A 2013 study published in the Brain & Developmentjournal found that parents who are able to reduce behaviour problems in their autistic children cope better and have less stress as a result.
“This is the single most important thing for autistic people. They need to be reassured that things will happen in a certain order,” says Van Biljon.
As lunchtime continues, a boy pretends to be asleep on his chair. “He doesn’t want to eat his lunch,” his teacher smiles. “He only wants to eat sandwiches with cheese.”
Autism can only be diagnosed by specially trained doctors, such as paediatricians, neurologists, psychiatrists and neuro-developmental specialists.
Without a diagnosis, parents cannot apply to get their children into specialised schools.
The earlier the condition is identified the better, says Lamb.
But a 2016 study found that autism is not discovered early enough in young children because of a shortage of health facilities equipped to diagnose the condition in the first three years of a child’s life.
Public schools for autistic children in South Africa are few and far between and information about where they are situated is also scarce.
Bhekisisa asked the nine provincial departments of education for statistics on autistic children of school-going age.
The data shows that there are less than 10 autism public schools in South Africa. Only four provinces were able to provide all the information that was requested (see graphic).
There are no figures for how many children, or adults, have autism in sub-Saharan Africa, according to a 2014 study published in the Intellectual & Developmental Disabilities journal.
Researchers found this is because of the lack of “standardised screening and diagnostic tools validated for African populations”.

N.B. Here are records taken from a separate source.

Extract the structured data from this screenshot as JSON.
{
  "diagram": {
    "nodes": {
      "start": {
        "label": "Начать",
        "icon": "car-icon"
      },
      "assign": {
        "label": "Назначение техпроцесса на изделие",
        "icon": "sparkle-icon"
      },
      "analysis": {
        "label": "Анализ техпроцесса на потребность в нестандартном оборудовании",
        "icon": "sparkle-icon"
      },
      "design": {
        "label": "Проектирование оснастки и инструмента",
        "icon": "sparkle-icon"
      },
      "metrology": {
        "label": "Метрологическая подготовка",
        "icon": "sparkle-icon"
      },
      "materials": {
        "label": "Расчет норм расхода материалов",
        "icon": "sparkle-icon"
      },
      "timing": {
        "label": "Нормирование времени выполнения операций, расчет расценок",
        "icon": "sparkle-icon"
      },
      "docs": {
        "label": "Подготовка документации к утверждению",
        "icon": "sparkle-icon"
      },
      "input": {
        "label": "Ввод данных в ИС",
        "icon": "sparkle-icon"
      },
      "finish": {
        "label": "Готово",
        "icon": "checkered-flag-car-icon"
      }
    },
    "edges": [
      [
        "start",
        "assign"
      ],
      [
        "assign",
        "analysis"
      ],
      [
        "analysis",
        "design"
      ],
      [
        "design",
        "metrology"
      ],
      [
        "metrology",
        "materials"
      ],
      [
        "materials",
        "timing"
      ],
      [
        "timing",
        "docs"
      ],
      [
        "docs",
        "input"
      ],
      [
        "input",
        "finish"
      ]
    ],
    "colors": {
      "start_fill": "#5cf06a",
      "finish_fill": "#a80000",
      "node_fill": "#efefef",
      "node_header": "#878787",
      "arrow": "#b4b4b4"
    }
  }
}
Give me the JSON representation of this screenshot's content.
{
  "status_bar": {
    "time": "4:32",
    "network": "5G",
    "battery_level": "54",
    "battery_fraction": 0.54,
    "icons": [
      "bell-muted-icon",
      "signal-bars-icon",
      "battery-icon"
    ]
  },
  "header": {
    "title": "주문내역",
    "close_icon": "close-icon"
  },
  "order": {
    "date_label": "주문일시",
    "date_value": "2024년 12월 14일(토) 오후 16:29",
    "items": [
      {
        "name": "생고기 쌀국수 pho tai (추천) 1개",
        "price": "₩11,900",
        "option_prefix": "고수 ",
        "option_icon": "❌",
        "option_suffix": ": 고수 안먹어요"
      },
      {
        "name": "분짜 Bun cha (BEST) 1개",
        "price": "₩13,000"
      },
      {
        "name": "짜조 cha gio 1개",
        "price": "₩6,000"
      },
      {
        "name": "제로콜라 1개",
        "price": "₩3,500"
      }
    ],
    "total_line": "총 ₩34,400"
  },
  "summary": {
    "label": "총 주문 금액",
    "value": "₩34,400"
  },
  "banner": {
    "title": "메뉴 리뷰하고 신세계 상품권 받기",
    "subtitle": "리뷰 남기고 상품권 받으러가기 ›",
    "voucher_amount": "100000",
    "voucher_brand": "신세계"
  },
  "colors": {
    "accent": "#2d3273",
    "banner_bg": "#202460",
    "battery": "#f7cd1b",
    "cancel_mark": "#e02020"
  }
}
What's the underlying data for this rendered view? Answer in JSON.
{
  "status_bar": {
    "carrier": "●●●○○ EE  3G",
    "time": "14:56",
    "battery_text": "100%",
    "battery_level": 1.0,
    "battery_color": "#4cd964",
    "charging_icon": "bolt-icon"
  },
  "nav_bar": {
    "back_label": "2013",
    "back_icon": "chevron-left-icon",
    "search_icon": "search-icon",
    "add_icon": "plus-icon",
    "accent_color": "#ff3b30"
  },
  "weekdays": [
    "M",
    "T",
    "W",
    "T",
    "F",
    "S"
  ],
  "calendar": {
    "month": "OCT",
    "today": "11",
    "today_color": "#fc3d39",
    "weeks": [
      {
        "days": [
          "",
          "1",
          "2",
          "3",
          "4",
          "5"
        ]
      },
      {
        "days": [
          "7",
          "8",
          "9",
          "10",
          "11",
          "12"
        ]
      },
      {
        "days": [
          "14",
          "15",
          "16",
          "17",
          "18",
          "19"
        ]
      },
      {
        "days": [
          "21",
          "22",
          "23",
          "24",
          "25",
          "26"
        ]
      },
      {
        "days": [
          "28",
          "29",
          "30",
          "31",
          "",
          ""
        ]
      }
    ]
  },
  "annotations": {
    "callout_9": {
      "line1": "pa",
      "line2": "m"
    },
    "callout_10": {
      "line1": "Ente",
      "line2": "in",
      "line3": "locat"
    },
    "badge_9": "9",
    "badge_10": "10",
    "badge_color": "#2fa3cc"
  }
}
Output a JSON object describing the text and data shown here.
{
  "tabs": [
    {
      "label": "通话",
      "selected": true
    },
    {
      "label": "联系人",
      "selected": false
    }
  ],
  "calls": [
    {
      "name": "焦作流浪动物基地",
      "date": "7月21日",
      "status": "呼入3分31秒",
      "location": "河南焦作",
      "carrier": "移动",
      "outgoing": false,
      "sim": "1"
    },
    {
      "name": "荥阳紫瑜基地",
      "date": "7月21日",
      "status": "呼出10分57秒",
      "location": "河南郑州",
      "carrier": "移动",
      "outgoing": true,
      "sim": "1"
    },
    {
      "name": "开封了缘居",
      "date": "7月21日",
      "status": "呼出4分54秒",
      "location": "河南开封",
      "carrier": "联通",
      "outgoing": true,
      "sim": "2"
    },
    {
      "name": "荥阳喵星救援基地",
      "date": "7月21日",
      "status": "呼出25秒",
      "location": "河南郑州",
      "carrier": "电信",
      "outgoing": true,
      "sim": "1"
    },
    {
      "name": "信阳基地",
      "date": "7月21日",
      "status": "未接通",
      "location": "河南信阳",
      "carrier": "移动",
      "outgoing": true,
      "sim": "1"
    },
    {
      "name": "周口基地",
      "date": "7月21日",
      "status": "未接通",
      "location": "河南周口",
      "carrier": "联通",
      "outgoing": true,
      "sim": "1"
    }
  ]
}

Tomorrow always comes
The school day ends when the clock strikes two.
Scores of adults – some parents, others designated drivers or guardians – walk to various classrooms to fetch the children.
A teacher stands at the door with a register. Pupils are not allowed to leave without an adult signing the register. “This is for safety reasons. We understand that our learners are vulnerable and we want to ensure that we can protect them as much as we can,” says Van Biljon.
Using the bathroom is the last activity for the Sheep Class.
The children then remove their bags from the rail, collect their now empty lunch packs from the shelf and return them to their bags.
The teacher and teaching assistant wave the children goodbye. Some wave back, others don’t.
Tomorrow, it will all begin again.
Pontsho Pilane is the communications manager at Soul City Institute for Social Justice. Pilane was a health journalist at Bhekisisa from 2017 until 2019.